For Anderson, utilizing conservation practices on his farm are about more than just protecting water quality downstream. It’s about preserving the land and the only lifestyle he’s ever known, Miller continued.
Miller noted that Anderson’s middle name, Craig, is after the creek that surrounds his farm. “His daily life is intertwined with the natural rhythms of a life well spent amidst the changing seasons on the farm and the constant presence of Craig Creek.”
Jean Hazlegrove, executive director of the Botetourt/Roanoke FSA Office, presented the Lifetime Achievement Award, and had her own thoughts that she shared during the district banquet.
“This is a unique recognition for a farmer who has actively participated in almost every conservation program offered in this area through the Mountain Castles Soil & Water Conservation District, Natural Resources Conservation Service (NRCS), and the Farm Service Agency (FSA),” she explained.
She said she met Anderson about 29 years ago. “I was warned about his arrival before he showed up, as I recall, in preparation for that first office visit,” adding, “No amount of preparation could have prepared me for this particular visit by such a colorful character.”
He walked into the office in Daleville with his father Elmer and proceeded to tell me that he hoped I ‘wouldn’t lose any of their wool tickets like another employee had done.
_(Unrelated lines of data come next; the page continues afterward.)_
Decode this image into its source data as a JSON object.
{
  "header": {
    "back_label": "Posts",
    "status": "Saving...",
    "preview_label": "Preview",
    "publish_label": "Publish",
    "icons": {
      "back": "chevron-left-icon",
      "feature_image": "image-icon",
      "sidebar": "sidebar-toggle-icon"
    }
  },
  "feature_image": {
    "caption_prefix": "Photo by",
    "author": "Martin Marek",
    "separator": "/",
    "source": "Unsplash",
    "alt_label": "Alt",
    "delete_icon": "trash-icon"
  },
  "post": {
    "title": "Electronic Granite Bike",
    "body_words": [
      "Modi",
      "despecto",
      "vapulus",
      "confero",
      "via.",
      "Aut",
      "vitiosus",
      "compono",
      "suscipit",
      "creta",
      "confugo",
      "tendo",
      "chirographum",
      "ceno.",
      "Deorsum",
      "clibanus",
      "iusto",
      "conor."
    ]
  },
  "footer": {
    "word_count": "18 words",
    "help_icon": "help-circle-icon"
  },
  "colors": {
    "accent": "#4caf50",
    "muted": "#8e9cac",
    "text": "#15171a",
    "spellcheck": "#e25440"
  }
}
I was being ‘set straight’ right away.”
Hazlegrove noted Anderson has served on the FSA committee system off and on since 1978 for a period of 34 years. He currently serves as a member of the FSA County Committee and will began his 35th year of FSA service in January.
She noted after the passing of his father, Russell Anderson continued to run the family farm with the help of his brother James, sister Edith, and other family members, and has made plans for the succession of the farm to the next generation with his cousin Isaac.
“He has farmed with the challenges that many have never faced— the need to ford Craig Creek with farm equipment, cross the swinging bridge, or use a boat when the swinging bridge was condemned. At times, when the creek couldn’t be forded, many a heavy load has been carried on his back across the swinging bridge to the other side, including disassembling some farm implements and putting them back together on the other side of the creek,” Hazlegrove said.
“He has truly worked the land, stayed close to the land, been a part of the land his entire life – making a living by farming. He is a person as unique in this day and time that you will ever meet who truly ‘lives off the land.’ To this day, he and his family members continue their annual hog butchering and the large volume of canning of fruits and vegetables from their garden.”
She said over the years, she and Anderson have had many conversations. She said he tried to enlist in the military during the Vietnam conflict. He said, “I tried, but a heck of a note— they didn’t even want me,” he told her. Hazlegrove said Anderson is a walking history book of Oriskany and the people of Oriskany.
“Those with ties to Oriskany are always contacting Russell with questions about their family tree and ancestry – and he knows the answers – simply because of his lifelong interest in the people of Oriskany,” she said. “He continues to this day to look in on the elderly and the sick of his community and makes sure there are provisions such as firewood or if grass cutting is needed or if just a kind word needs to be exchanged to someone who lives alone.
“He has done all of these things from a very early age as a young boy as taught to him by his father,” she added. “Russell says people look at him as just ‘a poor old dumb farmer.’ Don’t kid yourself,” Hazlegrove continued. “He keeps up with the stock market. He keeps up with the prices on the farm markets. He keeps abreast on the world affairs and the effects of world affairs on the American dollar (better than most of us). He just plays ‘dumb.’
“Even now I hear Russell saying, ‘You have to have fun as you go through life, Miss Jean.’ He has certainly worked hard— but for Russell— it has always been ‘fun.’”